▶ **Work required**
Track down each line below containing the string "this" and copy it.

▶ **Record extracts**

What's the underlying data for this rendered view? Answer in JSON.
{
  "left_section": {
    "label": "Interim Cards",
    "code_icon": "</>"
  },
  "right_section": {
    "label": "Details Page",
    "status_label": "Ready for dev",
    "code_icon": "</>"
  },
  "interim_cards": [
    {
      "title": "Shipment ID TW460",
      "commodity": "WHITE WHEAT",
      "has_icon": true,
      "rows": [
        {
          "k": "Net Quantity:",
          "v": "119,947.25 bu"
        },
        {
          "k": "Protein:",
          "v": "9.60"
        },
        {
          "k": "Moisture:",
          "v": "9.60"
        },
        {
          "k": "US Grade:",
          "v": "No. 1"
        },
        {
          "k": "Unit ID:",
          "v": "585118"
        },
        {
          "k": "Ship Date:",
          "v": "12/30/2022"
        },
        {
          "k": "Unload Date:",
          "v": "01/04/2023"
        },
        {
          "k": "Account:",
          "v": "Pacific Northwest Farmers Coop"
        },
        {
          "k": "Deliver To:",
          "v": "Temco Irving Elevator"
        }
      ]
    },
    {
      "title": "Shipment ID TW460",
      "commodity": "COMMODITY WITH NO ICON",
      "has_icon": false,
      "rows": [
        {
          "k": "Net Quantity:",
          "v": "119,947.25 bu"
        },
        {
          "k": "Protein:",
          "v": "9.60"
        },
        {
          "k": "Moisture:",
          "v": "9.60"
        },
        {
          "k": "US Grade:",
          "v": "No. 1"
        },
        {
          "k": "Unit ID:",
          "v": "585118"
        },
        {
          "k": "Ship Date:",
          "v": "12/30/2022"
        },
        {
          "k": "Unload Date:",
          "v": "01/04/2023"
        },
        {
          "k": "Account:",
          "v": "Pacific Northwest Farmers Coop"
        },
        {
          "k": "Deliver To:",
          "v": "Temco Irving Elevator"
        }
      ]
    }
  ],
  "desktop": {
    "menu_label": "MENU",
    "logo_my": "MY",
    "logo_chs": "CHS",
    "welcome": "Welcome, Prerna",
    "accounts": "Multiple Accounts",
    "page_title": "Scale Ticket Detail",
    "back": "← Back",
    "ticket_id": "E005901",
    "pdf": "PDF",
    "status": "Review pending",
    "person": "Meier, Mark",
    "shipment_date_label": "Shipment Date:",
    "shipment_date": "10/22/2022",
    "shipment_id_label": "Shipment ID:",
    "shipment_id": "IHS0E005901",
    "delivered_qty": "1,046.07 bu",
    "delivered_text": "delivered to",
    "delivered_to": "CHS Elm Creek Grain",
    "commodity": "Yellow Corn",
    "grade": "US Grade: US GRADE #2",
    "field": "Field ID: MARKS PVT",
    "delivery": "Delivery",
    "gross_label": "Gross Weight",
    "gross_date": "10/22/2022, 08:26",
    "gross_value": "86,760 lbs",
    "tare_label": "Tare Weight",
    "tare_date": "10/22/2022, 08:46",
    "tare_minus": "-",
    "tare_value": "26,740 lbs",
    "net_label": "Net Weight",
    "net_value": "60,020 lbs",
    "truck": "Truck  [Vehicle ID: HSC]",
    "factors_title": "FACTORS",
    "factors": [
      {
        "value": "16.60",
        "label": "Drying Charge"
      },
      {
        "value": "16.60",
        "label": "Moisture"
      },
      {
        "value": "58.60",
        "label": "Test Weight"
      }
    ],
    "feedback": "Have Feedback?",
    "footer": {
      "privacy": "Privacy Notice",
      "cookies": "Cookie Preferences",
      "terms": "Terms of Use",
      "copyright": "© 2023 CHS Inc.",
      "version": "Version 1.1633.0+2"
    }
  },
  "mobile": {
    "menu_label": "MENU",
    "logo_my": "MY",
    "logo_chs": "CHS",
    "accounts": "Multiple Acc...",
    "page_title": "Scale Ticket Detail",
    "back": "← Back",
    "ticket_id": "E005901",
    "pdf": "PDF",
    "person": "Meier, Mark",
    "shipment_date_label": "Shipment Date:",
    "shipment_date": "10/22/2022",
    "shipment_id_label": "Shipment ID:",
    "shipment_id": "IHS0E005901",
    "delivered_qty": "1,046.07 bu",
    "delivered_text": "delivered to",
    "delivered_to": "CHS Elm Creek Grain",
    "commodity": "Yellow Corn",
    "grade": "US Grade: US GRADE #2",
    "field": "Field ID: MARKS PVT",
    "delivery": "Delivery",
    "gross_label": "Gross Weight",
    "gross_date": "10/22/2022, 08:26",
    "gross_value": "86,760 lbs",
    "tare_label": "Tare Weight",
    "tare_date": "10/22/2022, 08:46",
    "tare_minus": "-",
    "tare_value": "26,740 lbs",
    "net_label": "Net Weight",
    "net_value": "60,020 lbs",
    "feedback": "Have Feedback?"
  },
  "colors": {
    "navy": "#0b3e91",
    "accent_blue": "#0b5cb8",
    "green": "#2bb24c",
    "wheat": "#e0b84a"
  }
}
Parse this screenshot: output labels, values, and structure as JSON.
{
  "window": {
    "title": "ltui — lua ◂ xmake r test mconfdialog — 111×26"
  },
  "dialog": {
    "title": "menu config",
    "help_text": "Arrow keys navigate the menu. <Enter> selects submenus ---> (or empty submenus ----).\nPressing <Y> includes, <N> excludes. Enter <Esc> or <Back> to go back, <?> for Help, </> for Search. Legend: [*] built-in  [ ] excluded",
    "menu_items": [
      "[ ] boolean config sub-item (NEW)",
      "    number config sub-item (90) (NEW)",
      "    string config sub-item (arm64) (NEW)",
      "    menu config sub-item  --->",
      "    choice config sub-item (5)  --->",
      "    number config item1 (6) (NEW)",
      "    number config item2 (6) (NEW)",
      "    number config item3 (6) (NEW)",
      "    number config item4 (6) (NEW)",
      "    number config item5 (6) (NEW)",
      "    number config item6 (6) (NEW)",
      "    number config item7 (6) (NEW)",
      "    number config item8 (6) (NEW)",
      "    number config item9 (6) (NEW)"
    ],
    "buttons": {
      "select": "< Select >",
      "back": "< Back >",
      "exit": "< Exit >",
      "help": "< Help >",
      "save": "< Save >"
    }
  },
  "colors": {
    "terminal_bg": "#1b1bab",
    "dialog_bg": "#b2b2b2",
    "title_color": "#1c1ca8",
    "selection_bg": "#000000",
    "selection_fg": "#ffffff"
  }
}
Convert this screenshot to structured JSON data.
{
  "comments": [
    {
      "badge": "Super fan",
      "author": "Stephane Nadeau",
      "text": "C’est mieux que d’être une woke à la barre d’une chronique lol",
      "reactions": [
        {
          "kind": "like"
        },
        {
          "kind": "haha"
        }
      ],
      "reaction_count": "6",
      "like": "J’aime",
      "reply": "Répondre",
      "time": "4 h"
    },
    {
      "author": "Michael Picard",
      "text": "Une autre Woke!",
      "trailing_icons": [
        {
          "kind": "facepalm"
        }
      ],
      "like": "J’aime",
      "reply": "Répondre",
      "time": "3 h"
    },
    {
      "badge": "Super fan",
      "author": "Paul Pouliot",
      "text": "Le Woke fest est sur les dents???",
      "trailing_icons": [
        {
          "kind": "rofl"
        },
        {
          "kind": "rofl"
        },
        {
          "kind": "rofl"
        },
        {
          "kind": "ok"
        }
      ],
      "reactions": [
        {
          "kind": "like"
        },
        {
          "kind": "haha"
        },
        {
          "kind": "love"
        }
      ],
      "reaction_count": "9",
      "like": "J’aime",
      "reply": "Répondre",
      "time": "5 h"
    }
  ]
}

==

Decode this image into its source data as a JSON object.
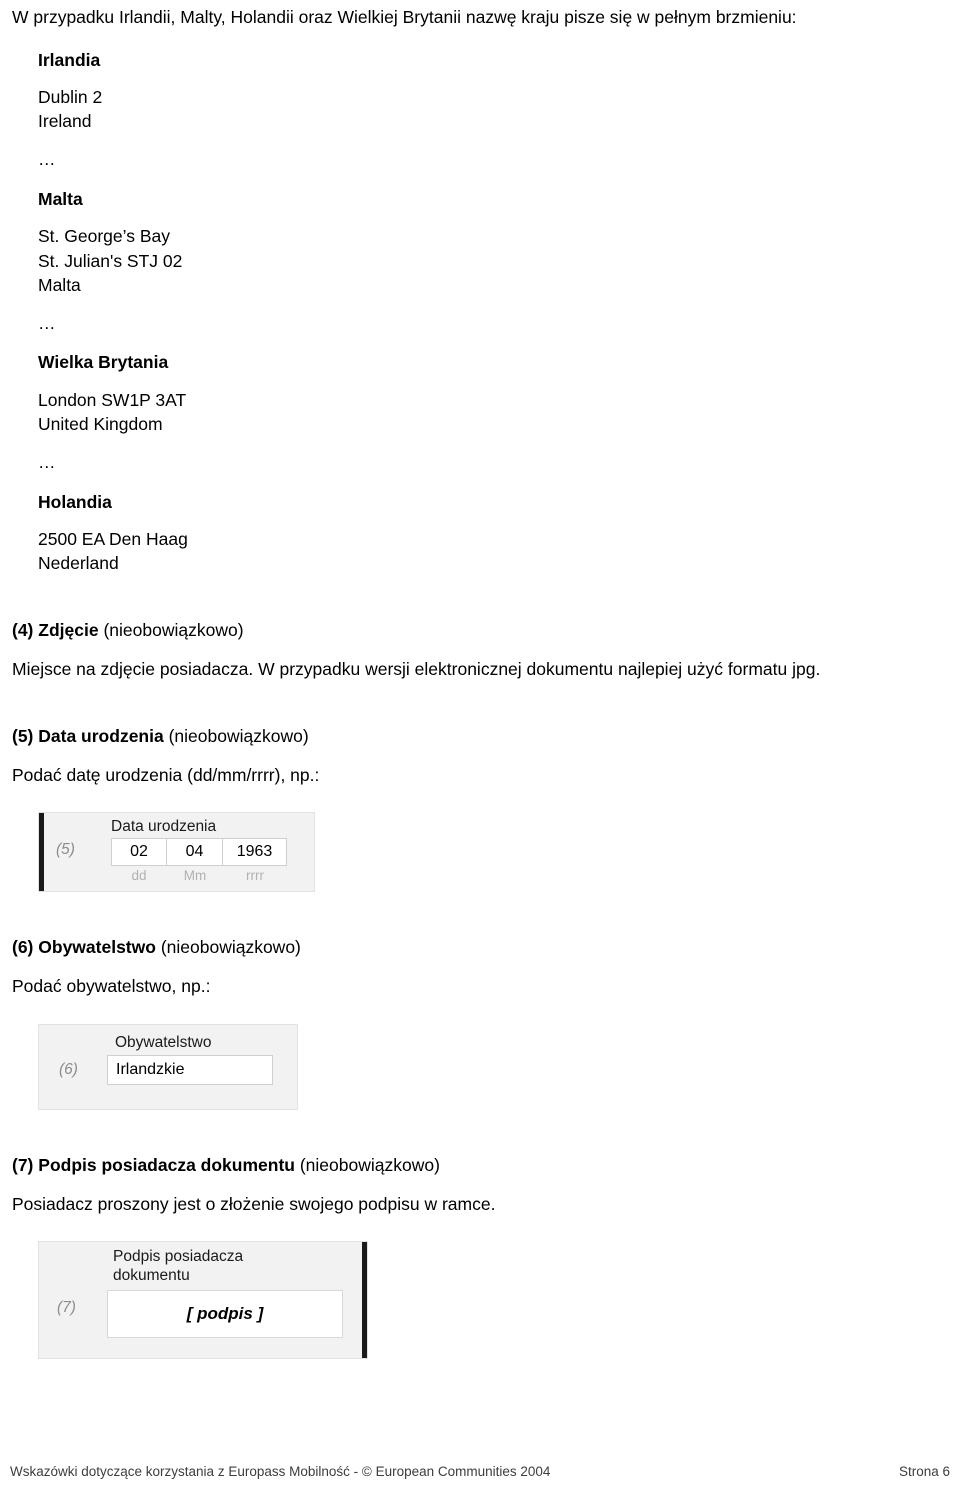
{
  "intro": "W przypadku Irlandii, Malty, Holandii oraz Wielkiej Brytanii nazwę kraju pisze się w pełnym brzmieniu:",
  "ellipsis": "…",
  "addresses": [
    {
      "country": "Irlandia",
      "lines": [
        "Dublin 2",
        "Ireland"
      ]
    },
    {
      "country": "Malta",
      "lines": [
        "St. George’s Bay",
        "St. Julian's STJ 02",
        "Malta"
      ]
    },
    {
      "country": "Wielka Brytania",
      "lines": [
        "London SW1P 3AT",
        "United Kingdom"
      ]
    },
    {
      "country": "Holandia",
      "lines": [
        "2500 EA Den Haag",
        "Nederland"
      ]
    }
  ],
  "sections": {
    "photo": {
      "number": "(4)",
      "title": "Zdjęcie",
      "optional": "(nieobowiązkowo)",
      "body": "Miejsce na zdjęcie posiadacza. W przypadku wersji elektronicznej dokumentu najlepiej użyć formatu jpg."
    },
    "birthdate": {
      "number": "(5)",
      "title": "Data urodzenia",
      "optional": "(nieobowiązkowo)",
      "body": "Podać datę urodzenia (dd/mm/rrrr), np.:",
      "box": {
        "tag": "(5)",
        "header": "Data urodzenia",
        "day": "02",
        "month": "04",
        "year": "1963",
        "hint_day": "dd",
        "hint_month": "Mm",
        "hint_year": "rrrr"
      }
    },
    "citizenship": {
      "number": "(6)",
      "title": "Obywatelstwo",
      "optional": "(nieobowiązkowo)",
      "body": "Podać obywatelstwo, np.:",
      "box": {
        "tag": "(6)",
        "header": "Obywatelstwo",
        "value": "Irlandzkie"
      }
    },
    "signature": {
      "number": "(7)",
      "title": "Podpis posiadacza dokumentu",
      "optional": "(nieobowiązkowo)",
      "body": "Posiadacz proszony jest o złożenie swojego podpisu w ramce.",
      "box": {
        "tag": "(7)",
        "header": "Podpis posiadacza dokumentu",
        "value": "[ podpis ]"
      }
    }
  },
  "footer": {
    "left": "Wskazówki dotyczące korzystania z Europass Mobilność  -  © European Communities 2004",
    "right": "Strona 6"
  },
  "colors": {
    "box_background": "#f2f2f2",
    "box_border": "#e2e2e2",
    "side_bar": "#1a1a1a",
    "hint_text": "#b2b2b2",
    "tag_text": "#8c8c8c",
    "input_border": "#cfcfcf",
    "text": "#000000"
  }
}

▶ **Worked solution**
What's the underlying data for this rendered view? Answer in JSON.
Parse this screenshot: output labels, values, and structure as JSON.
Convert this screenshot to structured JSON data.
Decode this image into its source data as a JSON object.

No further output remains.